Osaka Evangelistic Tabernacle 大阪救霊会館
In late November 2016, when I was last in Osaka, I spent an evening wandering somewhat aimlessly throughout Nishinari District, during which I came across this bizarre, fortress-like church looming over the main street near Shin-Imamiya station.
The angular, Brutal, Modernist facade, combined with the spike tipped concrete walls replete with CRT televisions recessed into them broadcasting distorted, ghostly sermons that I imagine contained all of the worst parts of the Old Testament; in addition to the many curling posters affixed to them depicting the fiery wastes of damnation, didn’t exactly portray it to be the most welcoming place, but instead gave it a certain post-apocalyptic, Fallout-esque air that I thought was worth documenting.
I snapped a few photos with the point-and-shoot I had with me at the time but the results didn’t come out great. Partly due to my lack of skill, and also the limitations of the camera’s small sensor causing issues with focus and noise.
Fast-forward to November 2019 though, and a return trip saw me head back again to hopefully do it some justice and capture the place in all its sinister glory. Not much has changed in the intervening 3 years apart from some of the televisions appear to have been upgraded and instead of dry sermons, were instead tuned to gospel music videos, complete with karaoke-esque lyrics for some sing-along potential, and yes I have given these images the ‘Black & White’ treatment which makes everything feel more threatening (but also looks better than the colour they were shot in).
For some extra background, this is known as the Osaka Evangelistic Tabernacle 大阪救霊会館, which somewhat explains the propaganda posters – what better way to convert those to your faith than prey on their fear? It’s location is somewhat telling too, falling inside the area known as ‘Kamagasaki 釜ヶ崎‘, known for containing the largest population of day labourers in the whole of Japan1 – many of them homeless and desperate. It’s not hard to see why many would turn to religion to derive whatever comfort they can from life.

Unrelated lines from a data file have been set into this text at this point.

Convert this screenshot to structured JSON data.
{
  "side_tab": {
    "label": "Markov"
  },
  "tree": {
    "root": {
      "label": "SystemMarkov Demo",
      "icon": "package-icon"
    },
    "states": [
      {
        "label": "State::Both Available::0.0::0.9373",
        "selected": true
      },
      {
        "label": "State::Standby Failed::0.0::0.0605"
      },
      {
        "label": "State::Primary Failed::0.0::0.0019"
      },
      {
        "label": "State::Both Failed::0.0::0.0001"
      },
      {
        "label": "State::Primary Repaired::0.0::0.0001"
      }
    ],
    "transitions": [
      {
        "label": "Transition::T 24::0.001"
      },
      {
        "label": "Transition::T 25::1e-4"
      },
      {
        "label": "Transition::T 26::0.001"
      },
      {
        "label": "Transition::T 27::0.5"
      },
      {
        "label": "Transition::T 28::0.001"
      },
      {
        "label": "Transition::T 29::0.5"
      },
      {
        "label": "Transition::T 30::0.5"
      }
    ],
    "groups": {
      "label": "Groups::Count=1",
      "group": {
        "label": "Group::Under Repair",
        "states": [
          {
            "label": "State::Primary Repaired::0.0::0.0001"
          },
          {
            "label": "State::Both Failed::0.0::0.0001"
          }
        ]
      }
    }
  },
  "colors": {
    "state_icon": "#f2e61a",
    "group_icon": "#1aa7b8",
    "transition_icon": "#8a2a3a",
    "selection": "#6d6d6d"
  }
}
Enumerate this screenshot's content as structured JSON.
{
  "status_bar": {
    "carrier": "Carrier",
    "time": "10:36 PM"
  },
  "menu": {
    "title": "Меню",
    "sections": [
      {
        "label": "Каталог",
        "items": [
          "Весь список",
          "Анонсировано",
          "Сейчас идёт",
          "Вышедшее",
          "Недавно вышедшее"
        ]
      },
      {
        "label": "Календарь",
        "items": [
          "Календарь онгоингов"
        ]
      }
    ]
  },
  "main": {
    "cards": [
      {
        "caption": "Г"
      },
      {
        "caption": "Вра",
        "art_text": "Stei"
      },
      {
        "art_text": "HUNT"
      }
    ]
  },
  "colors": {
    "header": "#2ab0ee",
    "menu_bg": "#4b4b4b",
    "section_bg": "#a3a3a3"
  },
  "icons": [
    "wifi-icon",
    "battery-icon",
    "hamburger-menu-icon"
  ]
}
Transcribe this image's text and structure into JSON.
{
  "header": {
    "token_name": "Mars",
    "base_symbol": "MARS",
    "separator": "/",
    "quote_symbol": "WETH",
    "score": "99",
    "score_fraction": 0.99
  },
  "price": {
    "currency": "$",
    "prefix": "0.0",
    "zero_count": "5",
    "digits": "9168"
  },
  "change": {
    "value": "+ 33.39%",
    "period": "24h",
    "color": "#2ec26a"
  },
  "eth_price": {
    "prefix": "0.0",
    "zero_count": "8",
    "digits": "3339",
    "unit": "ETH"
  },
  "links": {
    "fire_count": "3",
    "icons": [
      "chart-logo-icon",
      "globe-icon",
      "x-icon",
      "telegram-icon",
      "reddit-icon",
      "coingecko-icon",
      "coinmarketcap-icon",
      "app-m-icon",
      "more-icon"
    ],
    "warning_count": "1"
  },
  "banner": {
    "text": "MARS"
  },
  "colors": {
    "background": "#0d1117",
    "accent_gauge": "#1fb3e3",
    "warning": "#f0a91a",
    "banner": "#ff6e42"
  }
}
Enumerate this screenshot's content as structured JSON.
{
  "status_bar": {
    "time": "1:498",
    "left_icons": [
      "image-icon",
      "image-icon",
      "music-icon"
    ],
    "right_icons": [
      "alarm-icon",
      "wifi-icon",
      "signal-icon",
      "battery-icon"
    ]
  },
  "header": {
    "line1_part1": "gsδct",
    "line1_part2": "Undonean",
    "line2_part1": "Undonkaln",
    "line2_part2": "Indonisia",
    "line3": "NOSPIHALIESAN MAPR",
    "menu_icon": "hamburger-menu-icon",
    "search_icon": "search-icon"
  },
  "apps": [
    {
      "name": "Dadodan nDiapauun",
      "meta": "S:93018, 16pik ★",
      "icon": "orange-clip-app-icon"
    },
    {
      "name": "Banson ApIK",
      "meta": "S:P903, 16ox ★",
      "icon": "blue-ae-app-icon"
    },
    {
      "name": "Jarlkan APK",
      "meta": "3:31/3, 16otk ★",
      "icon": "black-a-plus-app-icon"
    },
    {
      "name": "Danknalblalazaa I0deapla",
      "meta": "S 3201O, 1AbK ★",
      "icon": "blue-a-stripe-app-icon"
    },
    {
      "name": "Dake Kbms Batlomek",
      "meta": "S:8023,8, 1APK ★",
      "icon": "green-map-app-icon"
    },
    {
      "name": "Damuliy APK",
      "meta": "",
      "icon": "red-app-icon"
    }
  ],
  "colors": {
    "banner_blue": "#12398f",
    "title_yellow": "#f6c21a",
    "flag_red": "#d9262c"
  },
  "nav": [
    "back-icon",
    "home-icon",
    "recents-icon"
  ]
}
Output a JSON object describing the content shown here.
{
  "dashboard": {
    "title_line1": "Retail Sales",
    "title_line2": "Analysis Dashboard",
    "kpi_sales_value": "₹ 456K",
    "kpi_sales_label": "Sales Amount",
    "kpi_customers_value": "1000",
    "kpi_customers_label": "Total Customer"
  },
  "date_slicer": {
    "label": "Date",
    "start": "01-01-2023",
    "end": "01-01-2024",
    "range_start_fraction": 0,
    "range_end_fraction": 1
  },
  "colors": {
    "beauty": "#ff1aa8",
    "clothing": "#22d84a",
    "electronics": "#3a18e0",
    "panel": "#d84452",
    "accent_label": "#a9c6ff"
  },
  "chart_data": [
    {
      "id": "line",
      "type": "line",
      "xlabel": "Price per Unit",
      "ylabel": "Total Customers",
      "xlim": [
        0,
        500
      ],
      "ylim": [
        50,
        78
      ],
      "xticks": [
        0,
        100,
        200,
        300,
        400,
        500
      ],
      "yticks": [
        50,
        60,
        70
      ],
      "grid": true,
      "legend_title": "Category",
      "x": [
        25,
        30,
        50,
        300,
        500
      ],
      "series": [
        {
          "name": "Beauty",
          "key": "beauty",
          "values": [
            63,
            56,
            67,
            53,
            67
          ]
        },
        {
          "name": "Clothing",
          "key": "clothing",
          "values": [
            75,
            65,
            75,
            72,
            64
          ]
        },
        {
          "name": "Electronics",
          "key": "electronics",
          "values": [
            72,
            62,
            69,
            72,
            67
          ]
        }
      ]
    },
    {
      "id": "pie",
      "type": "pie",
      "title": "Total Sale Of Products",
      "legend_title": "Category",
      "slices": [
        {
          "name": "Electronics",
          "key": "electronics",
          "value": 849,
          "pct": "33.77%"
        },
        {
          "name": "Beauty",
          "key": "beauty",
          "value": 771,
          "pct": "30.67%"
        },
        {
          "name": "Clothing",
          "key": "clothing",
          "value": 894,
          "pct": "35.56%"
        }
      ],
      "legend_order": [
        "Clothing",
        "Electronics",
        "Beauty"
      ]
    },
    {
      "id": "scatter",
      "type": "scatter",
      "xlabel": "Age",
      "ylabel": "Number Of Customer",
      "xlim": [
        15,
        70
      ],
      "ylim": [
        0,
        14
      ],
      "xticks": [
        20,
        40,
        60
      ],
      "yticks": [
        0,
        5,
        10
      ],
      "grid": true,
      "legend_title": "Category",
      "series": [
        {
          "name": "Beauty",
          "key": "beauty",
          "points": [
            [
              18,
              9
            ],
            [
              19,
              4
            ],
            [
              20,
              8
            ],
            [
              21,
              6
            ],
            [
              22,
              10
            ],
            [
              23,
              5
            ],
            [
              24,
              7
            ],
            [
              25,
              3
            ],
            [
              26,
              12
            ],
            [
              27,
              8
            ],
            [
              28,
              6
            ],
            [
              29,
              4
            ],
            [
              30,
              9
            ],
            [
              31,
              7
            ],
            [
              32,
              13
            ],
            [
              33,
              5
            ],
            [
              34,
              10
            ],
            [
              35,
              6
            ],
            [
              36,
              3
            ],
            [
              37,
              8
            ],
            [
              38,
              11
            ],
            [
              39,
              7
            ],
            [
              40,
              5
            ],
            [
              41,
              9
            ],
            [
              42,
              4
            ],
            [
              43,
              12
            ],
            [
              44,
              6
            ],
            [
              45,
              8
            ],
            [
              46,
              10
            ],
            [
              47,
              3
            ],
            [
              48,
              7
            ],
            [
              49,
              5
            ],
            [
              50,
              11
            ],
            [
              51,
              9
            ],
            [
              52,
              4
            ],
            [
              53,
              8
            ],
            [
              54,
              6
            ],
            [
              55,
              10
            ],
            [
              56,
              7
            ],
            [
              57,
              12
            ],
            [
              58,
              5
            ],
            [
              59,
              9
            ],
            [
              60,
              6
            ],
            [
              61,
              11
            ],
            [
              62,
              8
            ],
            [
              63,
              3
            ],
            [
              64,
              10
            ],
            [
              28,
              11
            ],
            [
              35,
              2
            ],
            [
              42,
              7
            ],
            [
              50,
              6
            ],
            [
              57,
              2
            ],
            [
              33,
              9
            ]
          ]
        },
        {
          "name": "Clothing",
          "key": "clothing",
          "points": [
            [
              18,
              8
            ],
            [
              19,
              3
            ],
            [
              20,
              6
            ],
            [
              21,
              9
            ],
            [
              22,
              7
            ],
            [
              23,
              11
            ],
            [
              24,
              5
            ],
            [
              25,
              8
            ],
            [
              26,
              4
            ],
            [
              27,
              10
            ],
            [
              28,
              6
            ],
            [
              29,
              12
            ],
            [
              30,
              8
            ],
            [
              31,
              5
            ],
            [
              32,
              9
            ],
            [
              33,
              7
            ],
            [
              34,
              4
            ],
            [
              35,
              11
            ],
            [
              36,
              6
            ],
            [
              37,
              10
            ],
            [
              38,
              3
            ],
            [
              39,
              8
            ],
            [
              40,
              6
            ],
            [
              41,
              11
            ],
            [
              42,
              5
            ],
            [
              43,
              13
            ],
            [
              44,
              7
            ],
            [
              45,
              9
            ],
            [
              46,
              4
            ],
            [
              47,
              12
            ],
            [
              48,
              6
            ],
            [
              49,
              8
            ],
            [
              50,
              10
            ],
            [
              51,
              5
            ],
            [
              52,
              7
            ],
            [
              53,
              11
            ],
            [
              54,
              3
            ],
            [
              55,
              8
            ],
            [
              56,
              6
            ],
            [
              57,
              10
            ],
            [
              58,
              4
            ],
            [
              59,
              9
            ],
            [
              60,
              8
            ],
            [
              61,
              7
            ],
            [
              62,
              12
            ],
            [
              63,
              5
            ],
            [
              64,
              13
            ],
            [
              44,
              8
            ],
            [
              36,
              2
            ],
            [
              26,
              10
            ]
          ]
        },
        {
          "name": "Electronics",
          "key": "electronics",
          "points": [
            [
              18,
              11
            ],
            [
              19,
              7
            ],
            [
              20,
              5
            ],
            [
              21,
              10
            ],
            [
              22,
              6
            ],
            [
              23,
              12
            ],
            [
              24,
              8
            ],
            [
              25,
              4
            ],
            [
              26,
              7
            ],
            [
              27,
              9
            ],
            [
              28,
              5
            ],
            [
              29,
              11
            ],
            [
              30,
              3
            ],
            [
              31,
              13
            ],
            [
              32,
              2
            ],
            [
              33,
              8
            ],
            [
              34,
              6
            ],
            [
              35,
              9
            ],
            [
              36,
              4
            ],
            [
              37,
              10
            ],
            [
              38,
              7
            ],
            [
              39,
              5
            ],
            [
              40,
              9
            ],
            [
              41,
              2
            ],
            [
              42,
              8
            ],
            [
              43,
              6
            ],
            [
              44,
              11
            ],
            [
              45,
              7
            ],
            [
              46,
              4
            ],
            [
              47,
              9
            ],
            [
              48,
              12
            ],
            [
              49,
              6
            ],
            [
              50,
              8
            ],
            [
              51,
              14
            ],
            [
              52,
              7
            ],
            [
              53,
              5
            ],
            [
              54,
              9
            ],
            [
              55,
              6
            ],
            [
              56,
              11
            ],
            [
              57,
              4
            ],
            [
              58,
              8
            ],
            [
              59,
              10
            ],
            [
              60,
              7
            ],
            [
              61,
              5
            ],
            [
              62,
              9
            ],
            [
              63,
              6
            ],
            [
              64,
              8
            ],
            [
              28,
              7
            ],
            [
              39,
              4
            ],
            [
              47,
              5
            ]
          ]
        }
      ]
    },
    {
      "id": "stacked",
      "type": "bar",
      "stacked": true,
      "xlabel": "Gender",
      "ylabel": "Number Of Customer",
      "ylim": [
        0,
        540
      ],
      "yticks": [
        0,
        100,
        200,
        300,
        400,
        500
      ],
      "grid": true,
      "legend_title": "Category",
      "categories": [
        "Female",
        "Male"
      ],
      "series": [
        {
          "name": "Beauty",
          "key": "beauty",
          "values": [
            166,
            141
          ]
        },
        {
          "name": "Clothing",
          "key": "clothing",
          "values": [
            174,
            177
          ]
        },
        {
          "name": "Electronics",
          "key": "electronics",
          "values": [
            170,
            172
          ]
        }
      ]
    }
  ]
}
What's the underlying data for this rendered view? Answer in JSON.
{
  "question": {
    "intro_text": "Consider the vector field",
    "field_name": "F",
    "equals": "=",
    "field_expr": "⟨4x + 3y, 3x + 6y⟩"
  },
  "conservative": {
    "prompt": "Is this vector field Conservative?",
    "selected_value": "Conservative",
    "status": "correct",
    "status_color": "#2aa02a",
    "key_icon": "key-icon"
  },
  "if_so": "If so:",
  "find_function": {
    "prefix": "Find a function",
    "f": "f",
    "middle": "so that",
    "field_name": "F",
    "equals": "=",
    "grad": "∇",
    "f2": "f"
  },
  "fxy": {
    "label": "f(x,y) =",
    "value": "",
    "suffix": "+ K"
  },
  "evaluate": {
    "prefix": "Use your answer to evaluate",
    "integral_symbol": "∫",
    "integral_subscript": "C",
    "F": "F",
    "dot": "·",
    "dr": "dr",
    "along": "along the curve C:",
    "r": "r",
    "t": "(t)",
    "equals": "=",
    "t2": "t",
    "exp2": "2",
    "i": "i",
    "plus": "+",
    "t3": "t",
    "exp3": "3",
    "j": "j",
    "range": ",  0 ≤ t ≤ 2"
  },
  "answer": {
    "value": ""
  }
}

Just to be clear, I don’t doubt that some good will have been done by this organisation – offering food and perhaps shelter to those in need (the shack adjacent the main structure looks like it may well be used to distribute food and other essentials), and I’m sure everyone involved are perfectly nice people, but with the Evangelist philosophy of mass-conversion, and a doctrine (from outward appearances at least) based primarily on fear, I can’t help but think that there are some rather disquieting wheels in motion.
- And also somewhat notorious for what the government have labelled ‘riots’ resulting from friction between this population and the authorities – likely the reason for the fortified facade.